You know what? I kinda love it. I love that they only make reference to Ace’s mother and that Ace hates her with every fiber of her being. They never explain it, but you know what? That’s okay. It’s not important WHAT Audrey did that made her hate Ace. What’s important is that Ace hates her and [before this story] was incapable of having any sort of compassion or empathy for her. And yet, over the course of this story Ace grows to love her and Ace saves her life from the Haemovores. Everyone else in the camp dies except for her mother and grandmother. And the fact that Ace perpetuated her own existence and her own existence is founded on the basis of love for the woman she hates… it’s beautiful and gorgeous.
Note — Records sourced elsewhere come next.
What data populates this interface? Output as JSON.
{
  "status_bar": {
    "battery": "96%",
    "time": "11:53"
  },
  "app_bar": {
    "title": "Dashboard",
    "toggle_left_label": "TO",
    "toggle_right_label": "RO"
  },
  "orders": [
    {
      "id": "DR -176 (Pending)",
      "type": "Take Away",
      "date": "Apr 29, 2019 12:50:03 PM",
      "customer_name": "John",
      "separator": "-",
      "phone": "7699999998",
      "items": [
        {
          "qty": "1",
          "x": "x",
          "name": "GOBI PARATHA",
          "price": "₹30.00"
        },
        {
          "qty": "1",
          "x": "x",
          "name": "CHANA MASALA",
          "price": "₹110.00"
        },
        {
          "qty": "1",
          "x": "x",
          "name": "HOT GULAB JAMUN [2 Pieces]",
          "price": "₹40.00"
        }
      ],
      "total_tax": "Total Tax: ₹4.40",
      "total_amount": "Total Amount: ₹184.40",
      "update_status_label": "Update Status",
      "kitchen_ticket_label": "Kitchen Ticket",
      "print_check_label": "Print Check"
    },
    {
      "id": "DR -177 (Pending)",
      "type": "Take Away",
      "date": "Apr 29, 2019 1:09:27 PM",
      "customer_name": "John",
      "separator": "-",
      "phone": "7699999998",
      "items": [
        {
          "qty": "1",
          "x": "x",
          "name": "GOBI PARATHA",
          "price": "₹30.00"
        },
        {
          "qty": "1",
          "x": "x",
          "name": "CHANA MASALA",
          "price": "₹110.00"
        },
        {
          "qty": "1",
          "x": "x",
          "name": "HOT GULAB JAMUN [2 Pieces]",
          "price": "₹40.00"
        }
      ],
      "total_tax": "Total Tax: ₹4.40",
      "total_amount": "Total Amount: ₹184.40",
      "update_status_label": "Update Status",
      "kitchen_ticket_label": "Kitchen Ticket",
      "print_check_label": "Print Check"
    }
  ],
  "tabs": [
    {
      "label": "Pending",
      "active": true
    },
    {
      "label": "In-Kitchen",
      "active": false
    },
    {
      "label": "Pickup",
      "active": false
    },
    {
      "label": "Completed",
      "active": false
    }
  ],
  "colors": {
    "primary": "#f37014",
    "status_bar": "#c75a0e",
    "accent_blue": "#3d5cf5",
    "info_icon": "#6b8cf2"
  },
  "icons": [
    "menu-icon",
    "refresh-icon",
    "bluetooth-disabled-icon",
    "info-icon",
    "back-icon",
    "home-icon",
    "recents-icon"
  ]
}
Which leads us to Maiden’s Point, where Ace reveals she cannot help but hate her mother despite everything. It's a really… beautiful moment. And true to life. But it shows Ace a side of her that she thought was dead.
And then The Doctor tells her to jump in.
Now, I don’t know about you, but the moment that Ace jumps into the water is… impossibly beautiful. As far as I’m concerned it’s probably one of the five most beautiful moments in the entire classic series. Twenty six years and that’s one of the best. And it’s a lot of things. It’s a callback to Ms. Hardaker’s line about the legend of Maiden’s Point and how “when you stand on those cliffs, you can hear the terrible lost cries of girls who went to that place with evil in their hearts. Girls who are damned forever.” And how Ace is one of those girls who has so much anger and evil in her heart that she needs cleansed.
So she dives in. And receives her baptism. And it cleanses her. Of everything. Her fear. Her doubt. Her hatred. She lets it all go.
And so she is absolved.
And so she is absolved.
And god is it beautiful. To see the moment of metaphor contextualized in an actual event that is relevant to the story is like… It’s my favorite kind of writing. It’s a mission statement moment. It’s the moment that Buffy is swordfighting Angel and he asks her, “That’s everything, huh? No weapons, no friends. No hope. Take all that away and what’s left?” and she catches the sword he swings at her face and says “Me.” God. It’s just so poetic and beautiful and so inherently… human. Is it written? Sure. But I like writing and I like characters and I love that moment when a character accepts what it is they need to learn, when they embrace the change and allow it to infest them full force. And they are changed forever.
It’s… there are no words other than what I’ve said. It’s just a moment of beautiful, elegant poetry that is… unique to the Classic series. And it makes this episode resound as it not only sticks the landing, but throws an extra twist just before the stick. Genius.
Final Thoughts?: Not only is this story easily one of the best McCoy stories, but it's easily one of the best Classic Series stories ever. Period.
Hell, everything in the endgame is remarkably cathartic and all stems from a place of real character. Breaking Ace's faith is inherent to The Doctor's success and making Ace hate him as she hates her mother utterly breaks and destroys him. He is infinitely remorseful about it, but it proves his faith in her is founded and that his faith speaks to something truly dark. Deep down he knows how fragile she is and he knows that she is the "emotional cripple" he refers to her as. Clearly this isn't the first time he's thought of it because it's so emotionally... specific. It hits her right where he knows it will and does exactly what he needs it to do.
It's an incredible story and so good that I would possibly call it flawless and not feel bad about it. It's elegant, beautiful and one of the best offerings in Classic Who. Amazing. Incredible. There are no words.
Next Time!: 6th Doctor! 2nd Doctor! Sontarans! Androgums! Food porn! Seville! And a little dash of cyanide! Our last 6th Doctor story is "The Two Doctors!" Coming Next Tuesday!